- Select the part-of-speech tags to be included as collocates for each keyword as 'Frame tags'.
- Set the the maximum word distance of a frame word to the corresponding keyword with 'Window size'.
- Set the direction (left, right or both) of the keyword in which frame words are searched for with 'Window direction'.
Once all options are set, press the 'Generate' button to generate keywords and frames for the uploaded text(s). This may take some time, but when the process completes a visualisation of the results appears in the right column.
The Frame Generator was initially used to investigate popular perspectives on the concept of ‘Europe’ arising from the KB collection of Dutch historical newspapers. To this end, a dataset was prepared of articles that mentioned the word ‘Europe’ at least once.
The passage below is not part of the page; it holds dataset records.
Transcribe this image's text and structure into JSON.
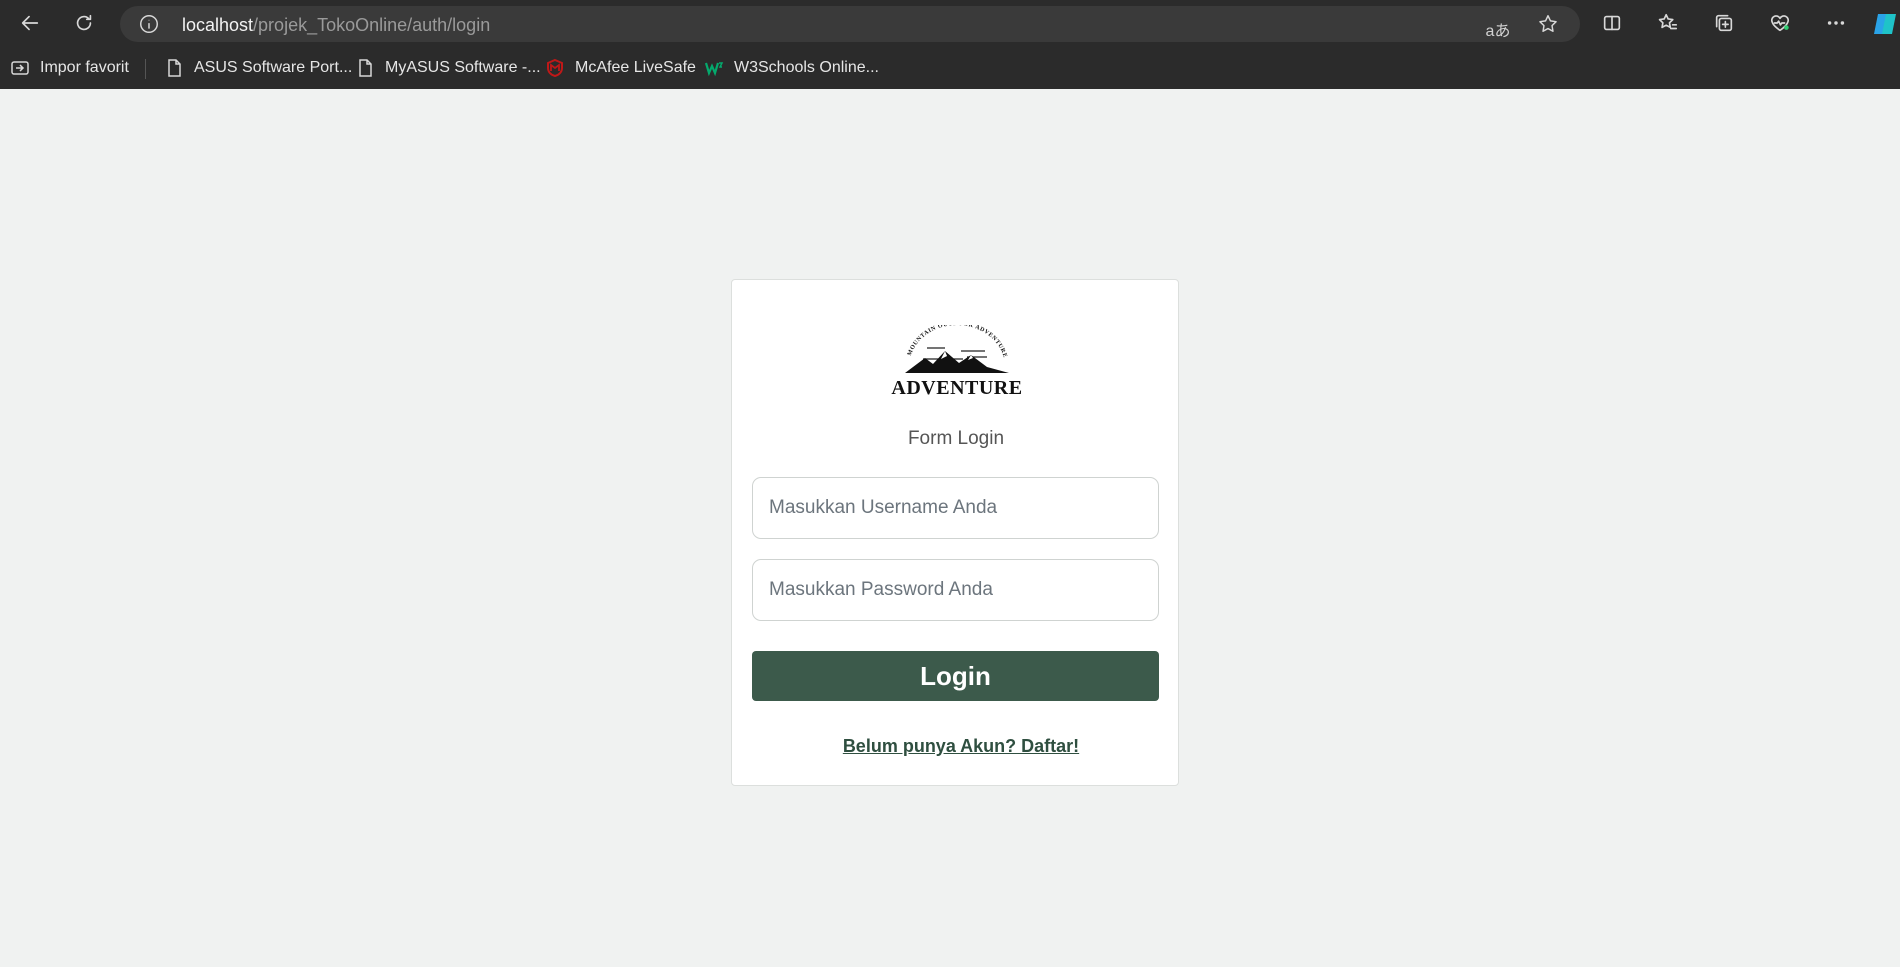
{
  "browser": {
    "url_host": "localhost",
    "url_path": "/projek_TokoOnline/auth/login",
    "read_aloud_glyph": "aあ",
    "bookmarks": [
      {
        "label": "Impor favorit",
        "icon": "import-favorites-icon"
      },
      {
        "label": "ASUS Software Port...",
        "icon": "page-icon"
      },
      {
        "label": "MyASUS Software -...",
        "icon": "page-icon"
      },
      {
        "label": "McAfee LiveSafe",
        "icon": "mcafee-icon"
      },
      {
        "label": "W3Schools Online...",
        "icon": "w3schools-icon"
      }
    ],
    "colors": {
      "chrome": "#2b2b2b",
      "address_bar": "#3a3a3a"
    }
  },
  "login": {
    "logo_text": "ADVENTURE",
    "logo_arc_text": "MOUNTAIN OUTDOOR ADVENTURE",
    "title": "Form Login",
    "username_placeholder": "Masukkan Username Anda",
    "password_placeholder": "Masukkan Password Anda",
    "login_label": "Login",
    "register_link": "Belum punya Akun? Daftar!",
    "colors": {
      "button": "#3c5a4b",
      "link": "#2f4f40",
      "background": "#f0f2f1"
    }
  }
}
A subset of articles was then selected on the basis of (Dutch-language) synonyms for the words ‘unity’ and ‘unification’ (such as ‘integration’, ‘agreement’, ‘settlement’, ‘consensus’, ‘treaty’, ‘harmony’, etc). This subset was assumed to contain news articles that discuss Europe as a unified political / cultural / economic entity, or as an entity involved in a process of unification. The other subset was based on synonyms for competitions (such as ‘match’, ‘prize’, ‘winner’, ‘cup’, etc); this subset was assumed to contain articles on sports and other competitions. The data from each of these two subsets were grouped into 10-year periods.
The datasets prepared were analyzed with the Frame Generator, using the command line interface. The results were interpreted by visualizing the co-occurrence networks with Gephi. For our use case we found that newspaper reporting on ‘European unity’, while showing a remarkable degree of continuity, became less rich rhetorically, less international, and more focused on institutional technocracy than on intra-continental relations.